Sure enough, a man was sitting by the enterence of the compound, seemingly waiting for someone. He most certainly did not belong in the ranger compound. Not an ounce of bravery he had with almost a look of fear and anxiety. His cloth looked poor as it was just a simple shirt with dirty trousers with muddy shoes. His hair was scruffy and his goatee unkempt, accompanied by an unshaven face of wiskers.
“Are you Holger?” Theomin asked the man.
“Who’s askin?” he asked with a bit of an attitude, clearly not the tone Theomin had expected from such a man with much anxiety.
“I am Theomin. The ranger Ferrif said you saw Teryndir leave with some man in black. Is this true?”
“Aye,” he said. “It is true. I saw the man in black look around a few times. I asked him if it was safe out there in the Kingsfell. Not a word he said. I only took him as rude. He could be in a terrible mood, of course, because he came from out there,” he pointed with his thumb, “and out there is a horrible place. The North Downs is full of all manners of creature who want to kill you. Wargs, spiders, bears, lynxes, orcs, trolls, those dumn aurochs, BIRDS,” he said, “Yes birds!” he said again as if to make an exclamation. “Those birds swoop down and peck at your head, scratch your skin, peck out your eyeballs. It’s a terrible business. And if that’s not enough, what else could kill you is the icky stuff out in that bog to the south. Bog lurkers, stining sickle-flies, toads, marsh snakes. Yes, snakes. They latch themselves onto you and suck your blood, they literally suck out your blood. And then what else do they do but to put their spawn inside of you and within a day they hatch. They literally hatch from your skin. And then what else? If that wasn’t such a horrible thing? You die from it. You literally bleed out from such a disgusting wound. And if that doesn’t get you, you want to know what else could kill you? Poison, disease, fear, yes you can actually die from fear. Oh, and wanna hear some more? Just recently fire too. Yes, fire from that drake just north of here. Someone just got a flame to the face. Oh yeah and drool. Because if fire wasn’t bad enough we now have to worry about drool. Drool! Drool from that dang drake that apparently spits it everywhere now.”
“Well you do not have to worry about that drake anymore,” Theomin said.
“Oh, and you’re an expert about this huh? Well let me tell you something. That valley up north is crawling with worms, drakes, and I have even heard of a dragon up there. You wanna know what happens to people who travel there? Burning drool, burned alive, squashing to death, tail lash to the face, and if you are just lucky enough, maybe you’ll be eaten alive.”
“That will not happen,” Theomin tried to say.
“Such an expert you are. And why would that not happen?” the man mocked.

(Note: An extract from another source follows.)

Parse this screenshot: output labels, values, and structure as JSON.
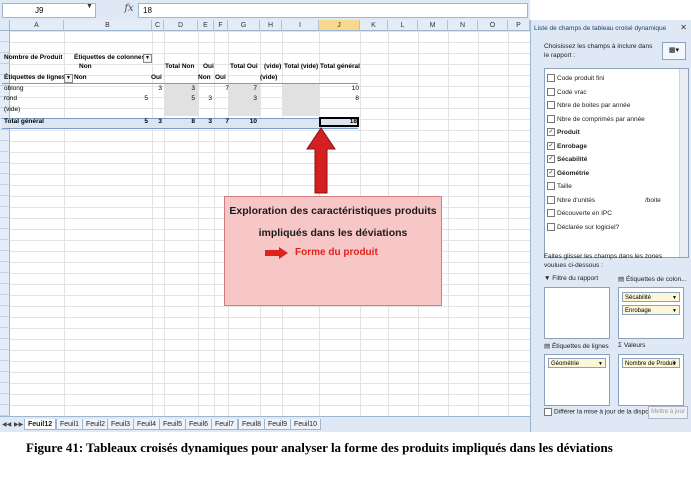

“Because I killed the drake,” Theomin said with the hopes to quiet the crazy man down.
“Oh,” the man said with mocking releif. “What a relief. I can go on and build a home there. Well you keep living in Make-Believe Land where a man can go around killing dragons but I’ll live here in the real world where dragons can eat a man.”

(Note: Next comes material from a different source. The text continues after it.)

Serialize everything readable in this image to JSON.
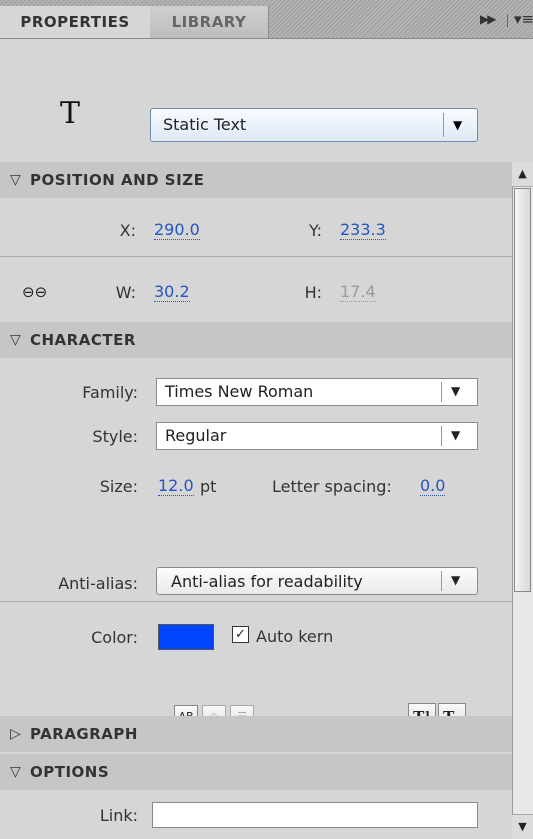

“Okay,” Theomin said, amused but frustrated at the same time. “How about you tell me about Teryndir and the man in black.”

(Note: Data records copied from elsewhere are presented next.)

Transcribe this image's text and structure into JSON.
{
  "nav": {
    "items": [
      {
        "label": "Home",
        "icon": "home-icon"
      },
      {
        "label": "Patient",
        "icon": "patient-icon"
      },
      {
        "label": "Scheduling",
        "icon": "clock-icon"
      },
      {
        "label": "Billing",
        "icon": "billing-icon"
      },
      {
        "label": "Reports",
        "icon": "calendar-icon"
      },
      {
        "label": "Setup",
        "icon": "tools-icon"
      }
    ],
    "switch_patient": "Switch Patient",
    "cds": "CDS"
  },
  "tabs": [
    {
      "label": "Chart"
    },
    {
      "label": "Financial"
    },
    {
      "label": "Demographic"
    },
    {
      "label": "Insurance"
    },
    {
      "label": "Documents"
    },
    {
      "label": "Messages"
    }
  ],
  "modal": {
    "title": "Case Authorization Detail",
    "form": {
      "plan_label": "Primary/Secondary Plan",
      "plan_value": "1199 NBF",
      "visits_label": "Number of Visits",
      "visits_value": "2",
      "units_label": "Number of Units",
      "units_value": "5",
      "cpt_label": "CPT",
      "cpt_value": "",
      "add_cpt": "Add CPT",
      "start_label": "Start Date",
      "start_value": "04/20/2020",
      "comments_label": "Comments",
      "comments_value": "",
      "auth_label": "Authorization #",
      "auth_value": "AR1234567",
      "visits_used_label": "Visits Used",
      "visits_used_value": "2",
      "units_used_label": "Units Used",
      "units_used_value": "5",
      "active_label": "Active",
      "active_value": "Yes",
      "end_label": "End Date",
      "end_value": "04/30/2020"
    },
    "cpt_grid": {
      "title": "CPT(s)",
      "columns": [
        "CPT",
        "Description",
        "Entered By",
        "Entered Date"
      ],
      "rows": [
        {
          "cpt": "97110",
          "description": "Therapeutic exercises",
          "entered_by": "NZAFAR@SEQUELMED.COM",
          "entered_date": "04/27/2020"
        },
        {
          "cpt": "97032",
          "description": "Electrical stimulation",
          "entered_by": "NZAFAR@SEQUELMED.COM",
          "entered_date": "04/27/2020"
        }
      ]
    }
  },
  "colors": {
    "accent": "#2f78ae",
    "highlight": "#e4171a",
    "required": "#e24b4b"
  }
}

“Oh, we were speaking of that earlier weren’t we?” Theomin nodded. “Yesterday afternoon I saw him leave. This odd man dressed all in black, who didn’t answer my question by the by, searched him out. He then took Teryndir and left with him through this gate.”
“Did you see which way they were headed?” asked Theomin.
“I saw them on their horses heading south. What do you want to know all this for?”
Theomin just said, “Thank you,” as he went to retrieved Bragga.
“Wait, where are you going?” the man asked. “There’s all manner of creatures out there.”
“I have faced worse. I am going to hunt down Teryndir and this man in black,” Theomin exclaimed just before he kicked Bragga to leave, “It pains me to say this, but with all that has happened, I may need to kill him